When planning a caesarean birth, ultimately all the same rules apply as to any other birth. After all, birth is birth. Over my years of midwifery practice, I have picked up some hints and tips along the way from my experience in caring for mothers who have had a caesarean birth. These easy and simple hacks will help you to have your home ready, bags packed and mind at ease before you welcome your baby into the world.
1. Pack and organise essential items
Make a note of where essential items are packed in your hospital bag so another person can get them for you. Alternatively, pack these items in the side pockets or in a smaller bag within the main bag. Ask your birth partner to place them within easy reach of you before they return home to prevent you from having to reach and twist.
2. Bring headphones for relaxation
Pop some headphones in your hospital bag. These will come in handy if you need something to distract you whilst you are waiting to go to theatre. These are also great during your postnatal recovery. Remember to research mindfulness apps beforehand and work out how to use them; you may turn to these if you need a little peaceful headspace whilst on the ward as these can be noisy and busy places.
3. Pack slip-on shoes
Pack some easy slip-on shoes; this will prevent you having to bend down post operatively. Make sure they stay on your feet securely to prevent any slips.
4. Pack comfy loungewear
When deciding what clothes to pack, opt for stretchy, soft and loose loungewear. Ensure that it is comfortable around your tummy, particularly along your bikini line. This includes your knickers, the higher the waist the better! Remember, if you are planning on breastfeeding, you will want to wear something that makes feeding convenient too.
5. Organise music for your c-section
Many hospitals have the facilities for you to play your own music during the caesarean itself. Discuss this with your midwife antenatally to clarify the best format for you to create your own playlist. Remember to choose songs that keep you calm, hold fond memories and make you feel happy.
6. Bring home comforts
Pack a pillow from home to help you get comfortable following the birth. If you have one that can double up as a feeding cushion, that will be even better. Remember to put a colourful or patterned pillowcase on it so it does not get mixed up with hospital property.
7. Boredom busters
Plan and prepare for potential times where you may be waiting around and in need of something to pass the time. A book or an e-reader is great, however, on this occasion you may wish to find an activity that involves your birth partner too, like playing cards.
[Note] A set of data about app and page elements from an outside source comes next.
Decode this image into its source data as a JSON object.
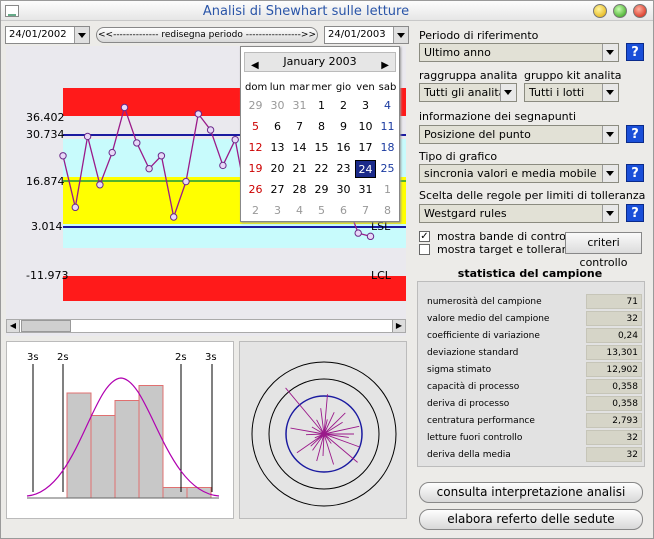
{
  "window": {
    "title": "Analisi di Shewhart sulle letture"
  },
  "toolbar": {
    "date_from": "24/01/2002",
    "redraw_label": "<<--------------   redisegna periodo   ----------------->>",
    "date_to": "24/01/2003"
  },
  "calendar": {
    "month_label": "January 2003",
    "weekdays": [
      "dom",
      "lun",
      "mar",
      "mer",
      "gio",
      "ven",
      "sab"
    ],
    "days": [
      [
        "29",
        "30",
        "31",
        "1",
        "2",
        "3",
        "4"
      ],
      [
        "5",
        "6",
        "7",
        "8",
        "9",
        "10",
        "11"
      ],
      [
        "12",
        "13",
        "14",
        "15",
        "16",
        "17",
        "18"
      ],
      [
        "19",
        "20",
        "21",
        "22",
        "23",
        "24",
        "25"
      ],
      [
        "26",
        "27",
        "28",
        "29",
        "30",
        "31",
        "1"
      ],
      [
        "2",
        "3",
        "4",
        "5",
        "6",
        "7",
        "8"
      ]
    ],
    "selected_day": "24"
  },
  "control_chart": {
    "y_labels": [
      {
        "value": "36.402"
      },
      {
        "value": "30.734"
      },
      {
        "value": "16.874"
      },
      {
        "value": "3.014",
        "tag": "LSL"
      },
      {
        "value": "-11.973",
        "tag": "LCL"
      }
    ],
    "points": [
      25,
      9,
      31,
      16,
      26,
      40,
      29,
      21,
      25,
      6,
      17,
      38,
      33,
      22,
      30,
      10,
      10,
      10,
      10,
      10,
      10,
      10,
      10,
      11,
      1,
      0
    ]
  },
  "histogram": {
    "labels": [
      "3s",
      "2s",
      "2s",
      "3s"
    ],
    "bars": [
      0.7,
      0.55,
      0.65,
      0.75,
      0.07,
      0.07
    ]
  },
  "settings": {
    "period_label": "Periodo di riferimento",
    "period_value": "Ultimo anno",
    "group_label": "raggruppa analita",
    "group_value": "Tutti gli analita",
    "kit_label": "gruppo kit analita",
    "kit_value": "Tutti i lotti",
    "marker_label": "informazione dei segnapunti",
    "marker_value": "Posizione del punto",
    "chart_type_label": "Tipo di grafico",
    "chart_type_value": "sincronia valori e media mobile",
    "rules_label": "Scelta delle regole per limiti di tolleranza",
    "rules_value": "Westgard rules",
    "show_bands_label": "mostra bande di controllo",
    "show_bands_checked": true,
    "show_target_label": "mostra target e tolleranze",
    "show_target_checked": false,
    "criteria_button": "criteri controllo",
    "help": "?"
  },
  "stats": {
    "title": "statistica del campione",
    "rows": [
      {
        "label": "numerosità del campione",
        "value": "71"
      },
      {
        "label": "valore medio del campione",
        "value": "32"
      },
      {
        "label": "coefficiente di variazione",
        "value": "0,24"
      },
      {
        "label": "deviazione standard",
        "value": "13,301"
      },
      {
        "label": "sigma stimato",
        "value": "12,902"
      },
      {
        "label": "capacità di processo",
        "value": "0,358"
      },
      {
        "label": "deriva di processo",
        "value": "0,358"
      },
      {
        "label": "centratura performance",
        "value": "2,793"
      },
      {
        "label": "letture fuori controllo",
        "value": "32"
      },
      {
        "label": "deriva della media",
        "value": "32"
      }
    ]
  },
  "buttons": {
    "interpret": "consulta interpretazione analisi",
    "report": "elabora referto delle sedute"
  },
  "colors": {
    "red_band": "#ff1a1a",
    "cyan_band": "#c8fbfc",
    "yellow_band": "#ffff00",
    "blue_line": "#1a1aa0",
    "series": "#9a1a8a",
    "green_line": "#1a9a3a"
  }
}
8. Snap lots of photos
Take as many pictures as you can! Remember to use the time where you are waiting to go to theatre to take any last-minute bump pictures. If possible, hand your phone to a member of the theatre team and ask them to capture some of those first moments following your baby’s birth too. Discuss the possibility for this with your midwife during your birth preferences consultation.
9. Refuel and hydrate
Proper nutrition and hydration following a caesarean birth is a vital aspect to your recovery. It will help to prevent constipation, aid wound healing and support the production of breastmilk. Take a water bottle that has a sports cap; this will come in useful when you are still in bed and movement is restricted. Also, pack plenty of healthy snacks that will boost your energy levels. The chances are you will have had a period of being nil by mouth prior to the procedure and whilst you will be provided with the most delicious tea and toast you have ever had following the birth (if you know, you know), you may be grateful to have something to put your hand on when those middle of the night hunger cravings kick in.
10. Stock up
Prepare for your return home. Batch cook and freeze some meals to fill your tummies on those busier days and have plenty of snacks readily available in the cupboard. Peppermint tea is another great item to pop in the cupboard as in addition to its soothing flavour, it is also great for relieving painful trapped wind which is something women can experience post caesarean. Consider how you plan to manage any post-operative discomfort and stock up on the relevant medications like paracetamol, for example.
These top tips will help you to be the most prepared you can be for the arrival of your little one following your c-section. They will also ensure that when you return home with your baby, you are able to take care of yourselves as new parents as well as your new housemate. At the heart of these tips, my main message is one of being prepared. Take the time to consider what is important to you and your partner in designing your experience of this wonderful event. Remember to team your hopes and desires with an open-minded and informative chat with your own midwife. Discuss the options available to you in your own hospital so that you can create a detailed and flexible plan of your birth preferences.
Should you need reminding… you’ve got this!